What it is
Chicken Pox or varicella is a very infectious disease in children caused by Varicella zoster virus. This virus transfers from one person to another through skin contact or through sneezing or coughing. Once your child gets chicken pox, he will be immune to the disease afterwards, although traces will be left of it and may appear during adulthood as shingles.[pq]The disease (Chicken Pox) is contagious one day before eruption appears in an infected person and on the fifth to the sixth day after the formation of the last scab.[/pq]
- Infants and young children usually don’t look ill and are often playful despite the illness.
- Symptoms appear two to three weeks after the child’s exposure to infection. Within 24 hours from onset of fever, a rash appears on the skin, beginning as small, red spots but eventually developing into fluid-filled blisters.
- These blisters may appear anywhere in the body including the scalp, in and around the eyes, and in genital area. These are extremely itchy. They also form scabs that fall off in about a week.
Ways to prevent/treat
- To prevent chicken pox, have your child vaccinated with the varicella vaccine.

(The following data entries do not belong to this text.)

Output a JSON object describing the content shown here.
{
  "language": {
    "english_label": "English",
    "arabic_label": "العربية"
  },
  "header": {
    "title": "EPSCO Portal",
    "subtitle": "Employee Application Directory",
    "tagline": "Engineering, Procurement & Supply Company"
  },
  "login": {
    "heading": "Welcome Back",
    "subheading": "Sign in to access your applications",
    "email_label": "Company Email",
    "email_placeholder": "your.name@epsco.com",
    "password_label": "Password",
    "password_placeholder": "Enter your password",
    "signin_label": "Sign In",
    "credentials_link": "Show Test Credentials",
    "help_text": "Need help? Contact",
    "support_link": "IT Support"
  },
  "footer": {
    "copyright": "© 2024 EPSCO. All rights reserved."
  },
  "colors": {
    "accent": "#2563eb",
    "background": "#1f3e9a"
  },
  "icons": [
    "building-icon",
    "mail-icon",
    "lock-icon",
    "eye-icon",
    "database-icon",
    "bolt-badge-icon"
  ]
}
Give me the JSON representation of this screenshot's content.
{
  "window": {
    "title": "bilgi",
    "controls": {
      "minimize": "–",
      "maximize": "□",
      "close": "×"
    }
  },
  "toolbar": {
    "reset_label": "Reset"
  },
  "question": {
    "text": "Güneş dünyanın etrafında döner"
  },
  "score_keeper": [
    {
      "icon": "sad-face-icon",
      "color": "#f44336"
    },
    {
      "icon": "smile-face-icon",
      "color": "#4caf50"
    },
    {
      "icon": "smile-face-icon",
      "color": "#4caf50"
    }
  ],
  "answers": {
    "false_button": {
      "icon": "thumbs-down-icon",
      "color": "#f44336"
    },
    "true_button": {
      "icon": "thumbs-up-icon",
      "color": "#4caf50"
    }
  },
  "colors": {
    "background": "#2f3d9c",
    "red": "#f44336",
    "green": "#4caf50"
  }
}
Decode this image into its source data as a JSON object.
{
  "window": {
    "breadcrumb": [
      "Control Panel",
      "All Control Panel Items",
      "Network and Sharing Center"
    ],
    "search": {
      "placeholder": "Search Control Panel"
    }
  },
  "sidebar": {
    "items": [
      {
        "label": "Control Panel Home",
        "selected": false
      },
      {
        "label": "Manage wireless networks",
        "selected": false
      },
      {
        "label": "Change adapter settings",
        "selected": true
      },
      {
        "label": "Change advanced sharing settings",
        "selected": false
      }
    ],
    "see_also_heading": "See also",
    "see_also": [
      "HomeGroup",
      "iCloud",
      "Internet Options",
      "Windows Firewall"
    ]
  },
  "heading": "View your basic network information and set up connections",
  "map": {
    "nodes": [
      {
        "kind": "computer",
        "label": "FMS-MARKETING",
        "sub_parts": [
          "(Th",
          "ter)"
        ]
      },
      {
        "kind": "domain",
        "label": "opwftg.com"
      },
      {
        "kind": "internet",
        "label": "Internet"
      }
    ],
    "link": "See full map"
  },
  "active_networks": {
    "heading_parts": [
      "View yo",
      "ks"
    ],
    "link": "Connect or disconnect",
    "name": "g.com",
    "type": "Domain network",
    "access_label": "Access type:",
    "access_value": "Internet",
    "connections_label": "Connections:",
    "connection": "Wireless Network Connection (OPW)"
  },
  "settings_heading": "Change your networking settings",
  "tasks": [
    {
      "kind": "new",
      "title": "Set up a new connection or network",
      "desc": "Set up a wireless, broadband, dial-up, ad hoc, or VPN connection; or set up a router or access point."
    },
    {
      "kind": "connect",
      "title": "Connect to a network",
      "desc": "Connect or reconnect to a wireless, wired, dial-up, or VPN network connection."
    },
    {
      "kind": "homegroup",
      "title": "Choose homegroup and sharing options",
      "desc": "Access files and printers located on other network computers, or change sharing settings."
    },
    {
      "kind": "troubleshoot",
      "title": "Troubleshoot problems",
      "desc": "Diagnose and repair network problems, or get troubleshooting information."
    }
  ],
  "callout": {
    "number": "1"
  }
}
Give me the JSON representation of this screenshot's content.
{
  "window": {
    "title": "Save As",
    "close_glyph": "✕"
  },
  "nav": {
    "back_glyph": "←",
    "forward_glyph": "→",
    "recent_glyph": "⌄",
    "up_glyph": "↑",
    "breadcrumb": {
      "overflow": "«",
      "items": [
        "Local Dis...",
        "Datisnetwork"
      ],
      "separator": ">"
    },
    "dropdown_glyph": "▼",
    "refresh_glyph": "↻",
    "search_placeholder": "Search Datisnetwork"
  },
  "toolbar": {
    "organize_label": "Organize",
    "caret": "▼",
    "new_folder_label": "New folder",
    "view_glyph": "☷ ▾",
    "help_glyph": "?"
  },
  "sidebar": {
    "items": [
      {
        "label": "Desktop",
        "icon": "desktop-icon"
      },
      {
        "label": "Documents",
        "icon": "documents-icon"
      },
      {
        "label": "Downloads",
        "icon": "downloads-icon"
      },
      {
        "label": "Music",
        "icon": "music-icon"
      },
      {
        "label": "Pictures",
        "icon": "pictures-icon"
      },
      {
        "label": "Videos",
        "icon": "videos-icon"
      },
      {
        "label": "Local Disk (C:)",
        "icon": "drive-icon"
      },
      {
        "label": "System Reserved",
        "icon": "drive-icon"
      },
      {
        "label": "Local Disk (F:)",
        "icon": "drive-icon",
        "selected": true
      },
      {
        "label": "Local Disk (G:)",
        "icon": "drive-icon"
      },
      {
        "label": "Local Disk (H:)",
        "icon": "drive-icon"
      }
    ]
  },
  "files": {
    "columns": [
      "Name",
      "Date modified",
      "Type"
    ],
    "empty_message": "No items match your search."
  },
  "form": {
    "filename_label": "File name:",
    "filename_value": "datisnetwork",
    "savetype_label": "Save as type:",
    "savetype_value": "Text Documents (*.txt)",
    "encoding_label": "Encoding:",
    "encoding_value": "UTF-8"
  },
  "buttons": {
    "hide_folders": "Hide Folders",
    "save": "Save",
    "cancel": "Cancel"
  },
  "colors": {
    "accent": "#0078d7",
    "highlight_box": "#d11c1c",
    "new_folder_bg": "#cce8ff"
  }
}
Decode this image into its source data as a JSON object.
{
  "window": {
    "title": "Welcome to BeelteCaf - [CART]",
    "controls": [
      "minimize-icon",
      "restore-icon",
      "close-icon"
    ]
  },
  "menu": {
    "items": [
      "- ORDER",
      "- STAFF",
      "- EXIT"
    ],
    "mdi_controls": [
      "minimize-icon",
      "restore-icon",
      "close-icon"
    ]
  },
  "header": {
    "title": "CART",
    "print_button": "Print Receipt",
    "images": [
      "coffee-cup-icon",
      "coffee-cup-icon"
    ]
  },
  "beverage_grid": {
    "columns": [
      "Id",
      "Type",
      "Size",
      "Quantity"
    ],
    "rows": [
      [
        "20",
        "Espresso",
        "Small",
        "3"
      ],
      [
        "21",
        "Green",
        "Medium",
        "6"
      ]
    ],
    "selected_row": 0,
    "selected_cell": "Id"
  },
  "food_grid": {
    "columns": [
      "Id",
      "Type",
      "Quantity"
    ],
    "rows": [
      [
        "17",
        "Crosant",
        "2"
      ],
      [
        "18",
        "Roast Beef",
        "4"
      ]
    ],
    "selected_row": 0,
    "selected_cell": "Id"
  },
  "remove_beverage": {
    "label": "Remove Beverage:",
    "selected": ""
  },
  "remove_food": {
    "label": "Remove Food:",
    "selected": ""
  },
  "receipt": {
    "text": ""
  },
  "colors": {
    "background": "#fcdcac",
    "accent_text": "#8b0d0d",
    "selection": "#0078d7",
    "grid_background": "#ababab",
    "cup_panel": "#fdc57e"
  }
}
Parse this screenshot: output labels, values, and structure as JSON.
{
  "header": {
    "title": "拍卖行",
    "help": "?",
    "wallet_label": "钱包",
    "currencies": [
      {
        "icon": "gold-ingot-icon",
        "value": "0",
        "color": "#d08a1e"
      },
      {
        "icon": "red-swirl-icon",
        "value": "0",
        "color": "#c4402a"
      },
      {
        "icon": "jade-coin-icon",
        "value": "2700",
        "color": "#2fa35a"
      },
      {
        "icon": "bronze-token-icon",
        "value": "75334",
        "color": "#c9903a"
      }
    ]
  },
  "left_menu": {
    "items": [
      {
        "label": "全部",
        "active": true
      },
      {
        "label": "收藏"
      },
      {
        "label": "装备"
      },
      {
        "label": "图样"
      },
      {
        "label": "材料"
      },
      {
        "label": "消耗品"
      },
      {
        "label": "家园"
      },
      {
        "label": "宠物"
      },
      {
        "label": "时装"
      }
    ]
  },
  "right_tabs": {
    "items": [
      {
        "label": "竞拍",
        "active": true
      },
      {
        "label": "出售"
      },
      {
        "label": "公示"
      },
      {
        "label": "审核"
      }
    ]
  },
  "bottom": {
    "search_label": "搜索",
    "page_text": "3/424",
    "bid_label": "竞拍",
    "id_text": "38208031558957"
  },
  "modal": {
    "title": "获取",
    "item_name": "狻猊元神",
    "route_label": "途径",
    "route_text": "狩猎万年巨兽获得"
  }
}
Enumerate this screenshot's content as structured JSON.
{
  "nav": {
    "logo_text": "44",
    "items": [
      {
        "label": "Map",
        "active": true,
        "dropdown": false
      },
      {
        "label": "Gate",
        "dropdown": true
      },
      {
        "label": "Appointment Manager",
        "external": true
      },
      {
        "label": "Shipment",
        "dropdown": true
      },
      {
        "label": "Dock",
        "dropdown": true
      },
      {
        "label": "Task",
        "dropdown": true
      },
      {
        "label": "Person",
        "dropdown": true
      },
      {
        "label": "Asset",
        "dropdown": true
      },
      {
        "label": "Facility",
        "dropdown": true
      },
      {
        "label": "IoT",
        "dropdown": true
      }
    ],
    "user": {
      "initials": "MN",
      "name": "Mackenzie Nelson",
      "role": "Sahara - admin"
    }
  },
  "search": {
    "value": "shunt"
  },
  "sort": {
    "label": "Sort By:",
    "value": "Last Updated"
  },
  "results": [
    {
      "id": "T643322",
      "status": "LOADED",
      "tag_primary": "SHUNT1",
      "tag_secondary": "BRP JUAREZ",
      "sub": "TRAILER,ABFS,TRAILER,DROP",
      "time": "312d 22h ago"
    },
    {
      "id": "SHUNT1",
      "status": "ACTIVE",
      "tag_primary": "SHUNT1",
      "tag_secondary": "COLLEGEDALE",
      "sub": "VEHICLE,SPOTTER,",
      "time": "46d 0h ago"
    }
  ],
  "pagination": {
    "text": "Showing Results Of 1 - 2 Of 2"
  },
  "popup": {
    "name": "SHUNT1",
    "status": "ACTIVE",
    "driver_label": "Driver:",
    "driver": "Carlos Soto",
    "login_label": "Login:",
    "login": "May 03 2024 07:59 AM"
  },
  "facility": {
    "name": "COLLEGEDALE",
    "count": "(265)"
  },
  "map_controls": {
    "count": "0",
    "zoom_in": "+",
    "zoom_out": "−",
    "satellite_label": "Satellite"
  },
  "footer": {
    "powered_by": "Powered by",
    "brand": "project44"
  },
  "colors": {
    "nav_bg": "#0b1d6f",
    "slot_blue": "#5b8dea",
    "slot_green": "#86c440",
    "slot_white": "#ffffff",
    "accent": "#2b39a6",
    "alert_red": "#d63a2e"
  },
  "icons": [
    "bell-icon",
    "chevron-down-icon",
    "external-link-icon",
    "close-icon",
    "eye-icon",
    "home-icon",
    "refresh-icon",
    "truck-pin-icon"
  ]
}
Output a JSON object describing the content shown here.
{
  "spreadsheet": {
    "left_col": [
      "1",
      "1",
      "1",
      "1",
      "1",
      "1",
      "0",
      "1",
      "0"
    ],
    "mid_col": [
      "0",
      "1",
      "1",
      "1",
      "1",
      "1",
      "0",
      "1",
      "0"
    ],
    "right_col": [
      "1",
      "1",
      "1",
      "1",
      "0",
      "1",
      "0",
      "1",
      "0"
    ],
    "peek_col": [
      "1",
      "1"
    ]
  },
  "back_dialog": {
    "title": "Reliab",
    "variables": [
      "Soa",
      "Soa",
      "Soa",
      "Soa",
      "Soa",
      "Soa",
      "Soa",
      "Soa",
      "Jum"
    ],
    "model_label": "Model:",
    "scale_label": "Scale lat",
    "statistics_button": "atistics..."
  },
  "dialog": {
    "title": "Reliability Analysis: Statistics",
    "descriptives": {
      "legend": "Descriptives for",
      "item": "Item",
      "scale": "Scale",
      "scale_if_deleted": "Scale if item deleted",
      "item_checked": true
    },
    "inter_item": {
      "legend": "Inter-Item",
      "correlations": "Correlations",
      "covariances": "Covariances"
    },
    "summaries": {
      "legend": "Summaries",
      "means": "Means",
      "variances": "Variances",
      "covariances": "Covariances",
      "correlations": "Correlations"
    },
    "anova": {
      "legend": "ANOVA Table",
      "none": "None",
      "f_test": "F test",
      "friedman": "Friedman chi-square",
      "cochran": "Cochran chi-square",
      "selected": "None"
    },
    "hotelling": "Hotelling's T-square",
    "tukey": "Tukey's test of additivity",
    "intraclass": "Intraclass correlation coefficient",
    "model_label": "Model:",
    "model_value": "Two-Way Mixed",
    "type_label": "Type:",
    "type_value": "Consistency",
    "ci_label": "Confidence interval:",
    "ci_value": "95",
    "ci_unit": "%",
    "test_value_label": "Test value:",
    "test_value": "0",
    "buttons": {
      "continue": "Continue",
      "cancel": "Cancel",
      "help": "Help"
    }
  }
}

- Give your child cool baths every three to four hours to ease skin discomfort and itching.
- Use calamine lotion or ice cubes in every itchy spots.
- Give antihistamine if severe itchiness disturbs your child’s sleep.
- Give paracetamol for fever above 38.5 degree Celcius — Do not give aspirin; it is linked with Reye’s syndrome.
- Prevent sores from becoming infected — trim your child’s fingernails; wash his hands with water and antibacterial soap often.
- For very young babies, cover hands with mittens to prevent scratching.
See the doctor if:
- You see signs of infected pox marks (redness, presence of yellow pus)
- Child develops specked red rash
- Child looks very sick